# Task brief
If a line of the records contains the word "total", list it.

======== Excerpted records ========

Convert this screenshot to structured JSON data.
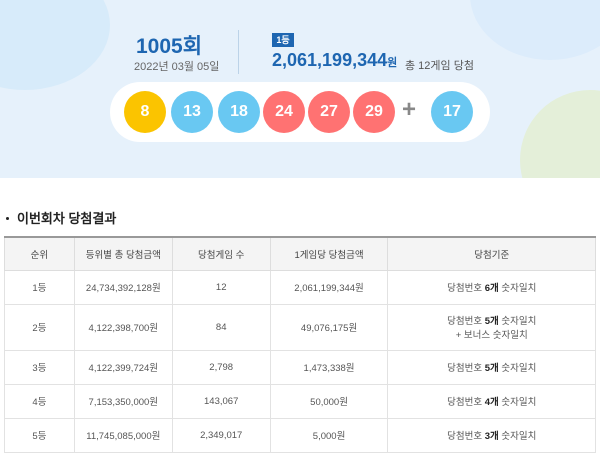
{
  "draw": {
    "round_number": "1005",
    "round_suffix": "회",
    "date": "2022년 03월 05일",
    "first_rank_badge": "1등",
    "first_prize_amount": "2,061,199,344",
    "won_unit": "원",
    "winners_text": "총 12게임 당첨"
  },
  "balls": [
    {
      "number": "8",
      "color": "#fbc400"
    },
    {
      "number": "13",
      "color": "#69c8f2"
    },
    {
      "number": "18",
      "color": "#69c8f2"
    },
    {
      "number": "24",
      "color": "#ff7272"
    },
    {
      "number": "27",
      "color": "#ff7272"
    },
    {
      "number": "29",
      "color": "#ff7272"
    }
  ],
  "plus": "+",
  "bonus_ball": {
    "number": "17",
    "color": "#69c8f2"
  },
  "results": {
    "title": "이번회차 당첨결과",
    "headers": [
      "순위",
      "등위별 총 당첨금액",
      "당첨게임 수",
      "1게임당 당첨금액",
      "당첨기준"
    ],
    "rows": [
      {
        "rank": "1등",
        "total": "24,734,392,128원",
        "games": "12",
        "per_game": "2,061,199,344원",
        "crit_pre": "당첨번호 ",
        "crit_bold": "6개",
        "crit_post": " 숫자일치",
        "crit_line2": ""
      },
      {
        "rank": "2등",
        "total": "4,122,398,700원",
        "games": "84",
        "per_game": "49,076,175원",
        "crit_pre": "당첨번호 ",
        "crit_bold": "5개",
        "crit_post": " 숫자일치",
        "crit_line2": "+ 보너스 숫자일치"
      },
      {
        "rank": "3등",
        "total": "4,122,399,724원",
        "games": "2,798",
        "per_game": "1,473,338원",
        "crit_pre": "당첨번호 ",
        "crit_bold": "5개",
        "crit_post": " 숫자일치",
        "crit_line2": ""
      },
      {
        "rank": "4등",
        "total": "7,153,350,000원",
        "games": "143,067",
        "per_game": "50,000원",
        "crit_pre": "당첨번호 ",
        "crit_bold": "4개",
        "crit_post": " 숫자일치",
        "crit_line2": ""
      },
      {
        "rank": "5등",
        "total": "11,745,085,000원",
        "games": "2,349,017",
        "per_game": "5,000원",
        "crit_pre": "당첨번호 ",
        "crit_bold": "3개",
        "crit_post": " 숫자일치",
        "crit_line2": ""
      }
    ]
  }
}
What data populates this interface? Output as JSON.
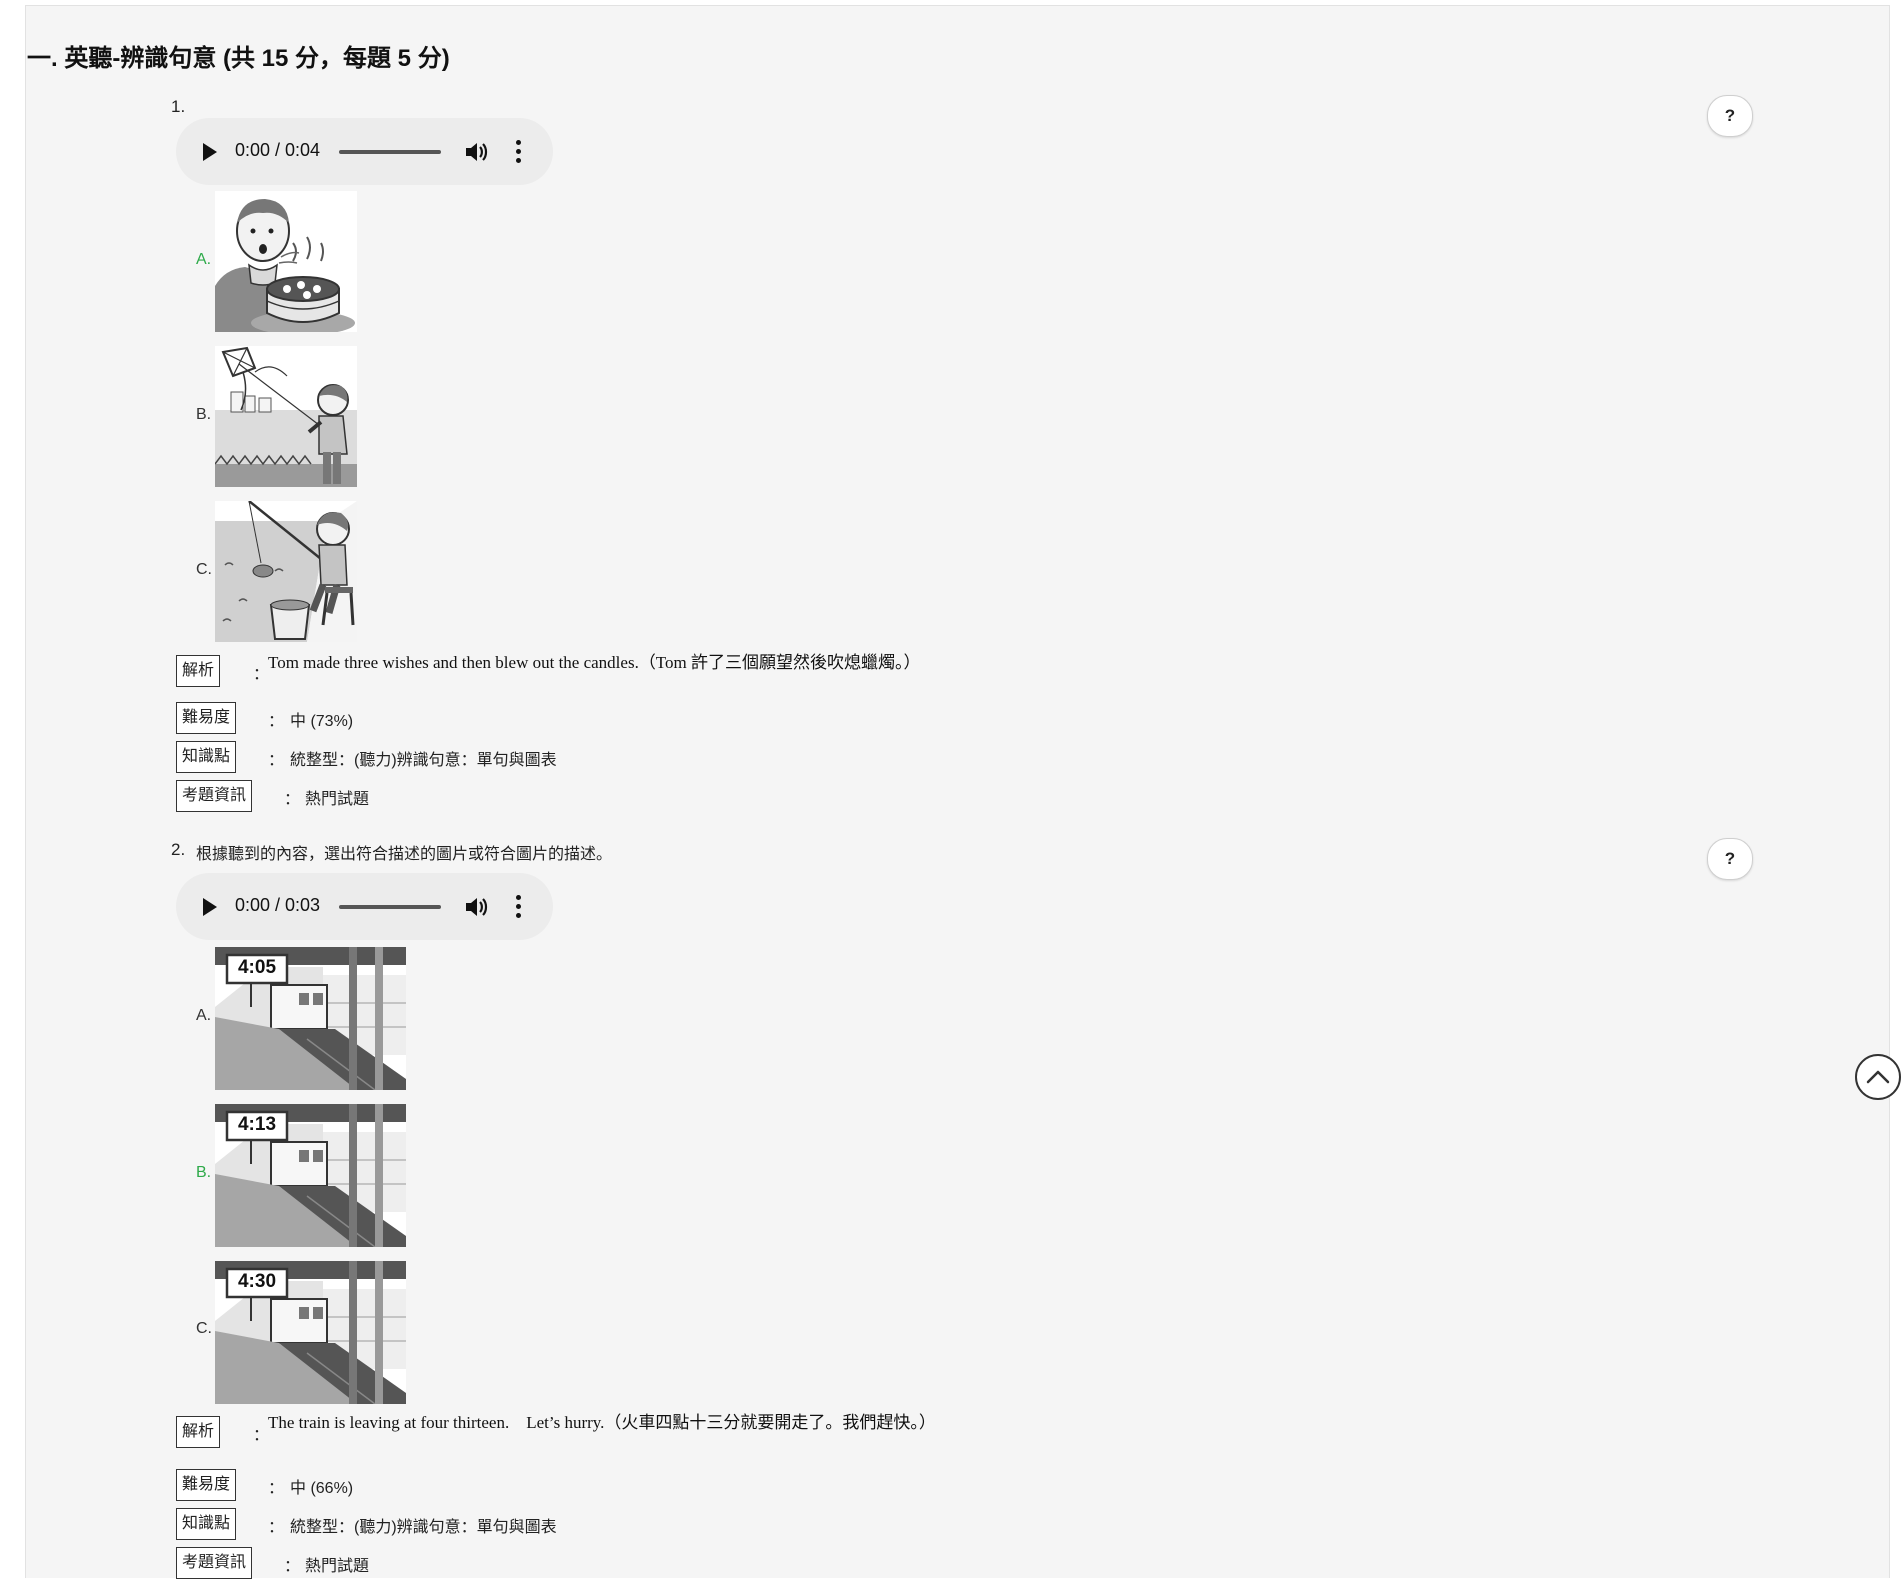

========

# Response
        "total": "24,734,392,128원",
        "total": "4,122,398,700원",
        "total": "4,122,399,724원",
        "total": "7,153,350,000원",
        "total": "11,745,085,000원",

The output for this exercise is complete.